Brought to you by the Australian National Maritime Museum
For all our rigorous efforts to understand the outer reaches of space, the dark, watery depths of the world’s deep oceans still lie virtually unexplored. It’s this sense of enduring mystery that frequently draws us to the deep blue depths to make our own amazing discoveries. Underwater wonders that have already been uncovered range from the truly mysterious to the downright quirky – here are some of the world’s highlights, including some you can visit yourself.
Underwater Post Office, Vanuatu
Too busy enjoying the sea to post your mail? This quirky addition to the depths of Vanuatu makes it possible to multi-task. Submerged three metres below the surface of the Hideaway Island Marine Sanctuary, the world’s first underwater post office – opened in 2003 – is waiting to send your waterproof postcards. During opening hours (signalled by a flag being flown at surface level), local postmaster Vira Timbaci mans the office and any mail received is embossed with a special, waterproof stamp.
Museo Subacuático de Arte, Mexico
Consisting of over 500 ethereal sculptures, this contemporary underwater museum aims to connect the art and environmental science world.
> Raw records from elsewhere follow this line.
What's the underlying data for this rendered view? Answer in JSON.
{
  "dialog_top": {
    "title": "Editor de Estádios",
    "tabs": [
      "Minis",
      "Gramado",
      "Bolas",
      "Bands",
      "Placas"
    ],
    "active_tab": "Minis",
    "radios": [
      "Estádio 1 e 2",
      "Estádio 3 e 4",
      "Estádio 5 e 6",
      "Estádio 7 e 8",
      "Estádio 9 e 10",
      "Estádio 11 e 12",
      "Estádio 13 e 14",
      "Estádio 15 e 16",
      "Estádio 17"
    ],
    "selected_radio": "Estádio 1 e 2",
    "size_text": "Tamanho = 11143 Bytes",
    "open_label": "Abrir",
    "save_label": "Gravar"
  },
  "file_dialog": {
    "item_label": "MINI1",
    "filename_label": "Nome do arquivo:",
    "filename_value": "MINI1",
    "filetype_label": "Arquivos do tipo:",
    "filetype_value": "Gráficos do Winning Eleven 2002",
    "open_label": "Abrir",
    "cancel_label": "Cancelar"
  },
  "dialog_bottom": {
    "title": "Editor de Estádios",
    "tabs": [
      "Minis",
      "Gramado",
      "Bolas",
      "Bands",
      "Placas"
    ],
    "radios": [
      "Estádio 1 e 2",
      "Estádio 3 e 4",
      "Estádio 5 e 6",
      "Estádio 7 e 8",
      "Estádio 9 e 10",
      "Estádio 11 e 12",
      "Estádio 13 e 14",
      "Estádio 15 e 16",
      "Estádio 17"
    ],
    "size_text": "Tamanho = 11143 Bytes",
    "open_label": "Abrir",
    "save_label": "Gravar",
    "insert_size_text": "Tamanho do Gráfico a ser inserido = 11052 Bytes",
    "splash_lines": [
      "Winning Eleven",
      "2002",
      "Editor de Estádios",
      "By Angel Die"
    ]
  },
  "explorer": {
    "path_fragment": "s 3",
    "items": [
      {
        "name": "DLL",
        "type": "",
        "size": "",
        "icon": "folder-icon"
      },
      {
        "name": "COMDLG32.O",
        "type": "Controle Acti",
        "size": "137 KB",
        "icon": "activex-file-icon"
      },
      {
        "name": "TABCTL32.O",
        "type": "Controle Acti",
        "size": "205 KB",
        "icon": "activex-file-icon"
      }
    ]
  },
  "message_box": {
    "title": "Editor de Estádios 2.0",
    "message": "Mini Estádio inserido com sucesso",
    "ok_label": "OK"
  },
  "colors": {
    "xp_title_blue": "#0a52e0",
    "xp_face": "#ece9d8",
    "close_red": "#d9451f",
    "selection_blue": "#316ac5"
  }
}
Crafted by six sculptors from specific materials that promote coral biospheres, the statues – which range from replica cars to human-like figures with their heads buried in the ocean floor – have been atmospherically covered over time in lichen-like underwater organisms, waiting for scuba divers to get up close and personal.
The nerpa of Lake Baikal, Russia
This vast body of freshwater outdoes others owing to its sheer volume and size: as the world’s deepest, oldest and most voluminous lake on Earth, it’s a natural wonder in the truest sense of the word. Containing around 20% of the planet’s lake and river water in its depths (which plunge over 1.36 kilometres), it’s unsurprising that of the more than 1500 animal species in the lake’s fresh waters, 80% of them can’t be found anywhere else on Earth. One such species, the adorably plump nerpa – the only exclusively freshwater seal in existence – can live up to 60 years old and is thought to have made this lake its home for over two million years.
Hidden beneath the surface of the Egyptian bay of Abu Qir, around 220 kilometres north west of Cairo, the otherworldly civilisation of Thonis-Heracleion lies eerily quiet under 45 metres of water. The city, now blanketed in thousands of years of sea debris, dates back some 2700 years and its discovery in the early 1990s heralded the findings of fascinating long-buried artefacts including gold coins, inscribed stone slabs of both ancient Greek and Egyptian heritage, dozens of smaller limestone sarcophagi and an enormous temple to the supreme god Amun-Gereb.
Mariana Trench, Philippines
This 2550-kilometre long channel carved into the earth’s crust is the planet’s deepest point, reaching a staggering 11 kilometres below the water’s surface. Although the trench’s unwelcoming water temperatures, unending darkness and brutal water pressure (a thousand times greater than sea level’s atmospheric pressure) seemed too harsh to harbour life, a deep dive from Jacques Piccard and Lt. Don Walsh in 1960 proved otherwise. Little was known about these creatures until 2012, when James Cameron made the dive into the abyss, descending 11,000 metres in the carefully designed DEEPSEA CHALLENGER, collecting incalculable information about this unexplored territory. The Australian National Maritime Museum is dedicating an immersive exhibition, James Cameron – Challenging the Deep, to this extraordinary exploration, featuring artefacts, recordings and cinema scale footage from the record-breaking dive.
Book your tickets to James Cameron – Challenging the Deep (29 May – 30 January 2019) online to skip the queue.